My Shades of Grey blog is just over a year old. Took a while to build up momentum ...

but over the past 3 or 4 months it has blossomed. Take a look at the graph.

It only dips at the end because January is but 4 days old - actually climbing steeply


The initial spike came when I was mentioned by a leading Revit Blogger

(David Light from HOK in London) & since then I've been mentioned in

all kinds of strange places, from listings like CAD digest to Russian search engines.


More than half my page-views come from the USA,

but I am getting regular hits from all over the world :

Sweden, Australia, Turkey, Spain, Viet Nam,


Zach Kron works for Autodesk and runs a blog called Buildz

His special area is early concept design & free-form, panellised surfaces

Every Halloween he runs a Parametric Pumpkin Carving competition

I was thrilled to run away with top honours this year for my research into

Doric Columns that morph into pumpkins ...


Just after christmas I received a special plug from Steve Stafford

Steve is a legend in the Revit world, so I was thrilled to be included in his "must follow" list


I haven't yet mastered the art of twitter, but others are doing it for me
Yesterday I discovered that Zach is busy tweeting me to the world ...


By becoming a member, you get alerts for new posts

Currently I am getting new members on a daily basis

The comments feature is also quite useful, sometimes just compliments

sometimes interesting suggestions or requests


It's been a fascinating journey so far, I'm getting a big kick out of it

Definitely a motivating factor for the Revit guys here at GAJ

Many of them are also now following other blogs in my Links list

As a marketing tool for GAJ ? ... difficult to say ... certainly helping to boost our BIM credentials


My intention is to create more posts that explore how buildings are built

Forge a link to the work we began with the site visit (s)

I have also realised that there is great variation in knowledge of History of Architecture here at GAJ
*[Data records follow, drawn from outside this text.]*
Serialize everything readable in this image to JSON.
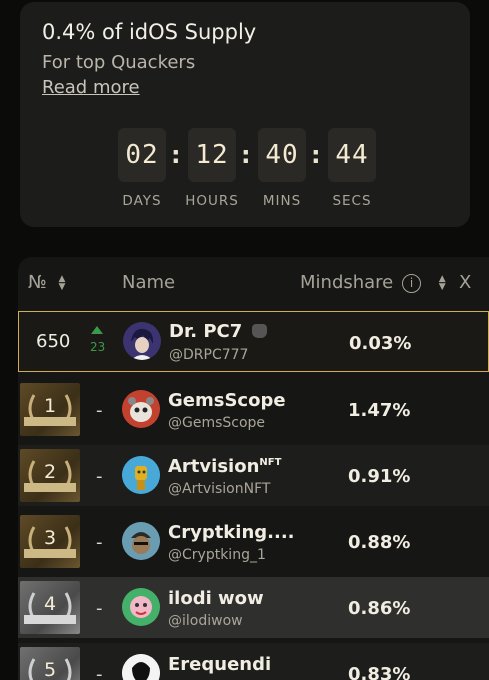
{
  "promo": {
    "title": "0.4% of idOS Supply",
    "subtitle": "For top Quackers",
    "link": "Read more"
  },
  "countdown": [
    {
      "value": "02",
      "label": "DAYS"
    },
    {
      "value": "12",
      "label": "HOURS"
    },
    {
      "value": "40",
      "label": "MINS"
    },
    {
      "value": "44",
      "label": "SECS"
    }
  ],
  "table": {
    "headers": {
      "rank": "№",
      "name": "Name",
      "mindshare": "Mindshare",
      "extra": "X"
    },
    "current_user": {
      "rank": "650",
      "change": "23",
      "name": "Dr. PC7",
      "handle": "@DRPC777",
      "mindshare": "0.03%"
    },
    "rows": [
      {
        "rank": "1",
        "change": "-",
        "name": "GemsScope",
        "handle": "@GemsScope",
        "mindshare": "1.47%"
      },
      {
        "rank": "2",
        "change": "-",
        "name": "Artvision",
        "name_sup": "NFT",
        "handle": "@ArtvisionNFT",
        "mindshare": "0.91%"
      },
      {
        "rank": "3",
        "change": "-",
        "name": "Cryptking....",
        "handle": "@Cryptking_1",
        "mindshare": "0.88%"
      },
      {
        "rank": "4",
        "change": "-",
        "name": "ilodi wow",
        "handle": "@ilodiwow",
        "mindshare": "0.86%"
      },
      {
        "rank": "5",
        "change": "-",
        "name": "Erequendi",
        "handle": "",
        "mindshare": "0.83%"
      }
    ]
  },
  "colors": {
    "accent_gold": "#cfae55",
    "up_green": "#3a9a4a"
  }
}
I would like to foster a passionate interest in buildings of all ages and cultures

... and an eagerness to learn more about how they work and why